Matt Barkley sparks Bills to victory. So it’s come to this. The fourth Bills quarterback to start a game this season, Barkley is also the best Bills quarterback to start a game this season. Barkley game managed in Buffalo’s beatdown of the hapless Jets, completing 15-of-25 passes for 232 yards and a pair of touchdowns. Sean McDermott’s passing “offense” entered Week 10 with three passing scores in nine games. Think about that. In 2018. In this NFL. It means little going forward, of course. Mega project Josh Allen (elbow) should finally be healthy enough to return under center when the Bills come off their Week 11 bye. The main takeaway from Barkley’s start is that they finally have a competent option behind their shambolic rookie. No more Nathan Peterman dumpster fires or Derek Anderson sad spectacles.
Corey Davis continues to slowly emerge. Davis had his second best game of the season against Stephon Gilmore’s shadow coverage, catching seven passes for 125 yards and a touchdown. The second-year pro also drew three defensive pass interference penalties. Davis has now posted back-to-back 10 target games since the Titans’ Week 8 bye, totaling 13/181/1. Marcus Mariota is getting his feet back underneath him after his disastrous September/October, and Davis has been the primary beneficiary. Stilly only 23, the No. 5 overall pick of last year’s draft has a chance to emerge as an every-week WR2 down the stretch with an eye toward WR1 status in 2019.
Martavis Bryant becomes latest Raider to go down in catastrophic season. Foolishly acquired for a third-round pick last spring, Bryant has held off a rumored suspension to appear in 8-of-9 games. He is not going to make it 9-of-10 after reportedly tearing his PCL against the Chargers. It’s better news than a torn ACL would have been, but Bryant could still ultimately require surgery and miss the remainder of the season. It’s the worst-possible news for a decimated offense that is also dealing with Jordy Nelson retirement rumors. If Bryant and Nelson both join Amari Cooper as gone from Derek Carr’s receiver corps, we may some of the most dispiriting football of all time as the Raiders play out the string of their miserable 2018.
1. Who is Robert Foster and how did he lead the Bills in receiving?

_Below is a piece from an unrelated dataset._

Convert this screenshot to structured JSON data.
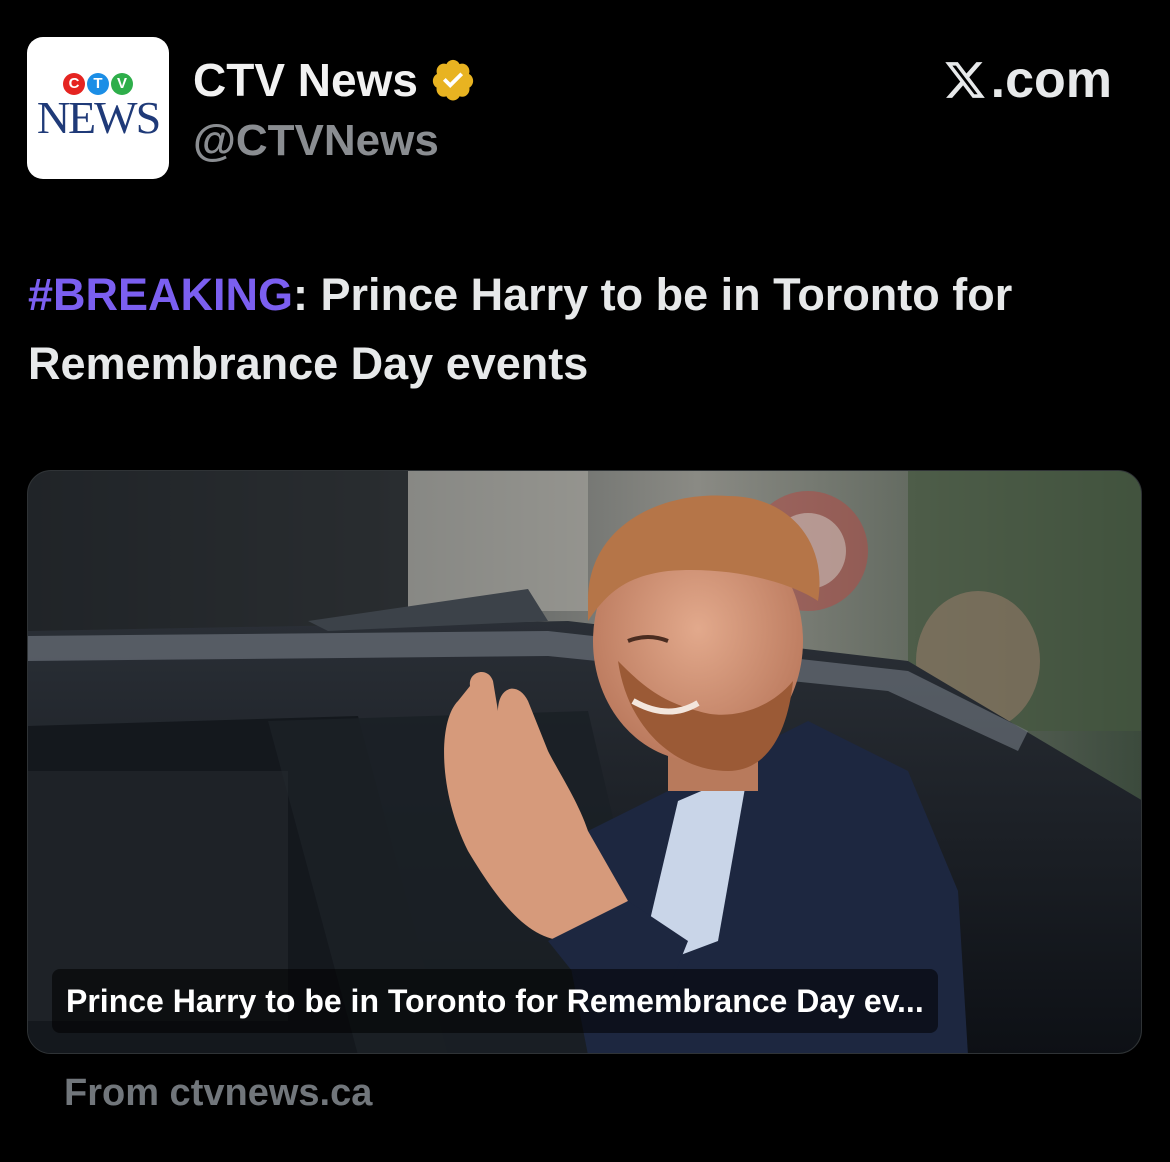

2. Has anybody told the rest of the AFC East that feudalism ended centuries ago?
Early Waiver Look (Players owned in less than 50 percent of Yahoo leagues)
DEF: Cardinals (vs. OAK), Panthers (@DET), Giants (vs. TB)
Stats of the Week
Two teams (Carolina, Cincinnati) allowed 50 points … and still have winning records. Weird week.
Russell Wilson’s 92 yards rushing were his most since November 2014. The re-emergence of Wilson as a scrambler would go a long way toward shoring up his currently scarily-low fantasy floor due to his lack of passing volume.
Julio Jones has 1,040 yards through nine games, putting him on pace for 1,849. That would be third most all time. Jones' 1,871 from 2015 is second most all time.
The Bury Me Underground Award: What Zach Ertz did on Sunday Night Football.
Quote of the Week: From Dion Lewis when asked if beating the Patriots was personal: “Hell yeah it’s personal. That’s what happens when you go cheap. You get your ass kicked.”
The Death Becomes You Award: Eric Ebron scoring three touchdowns.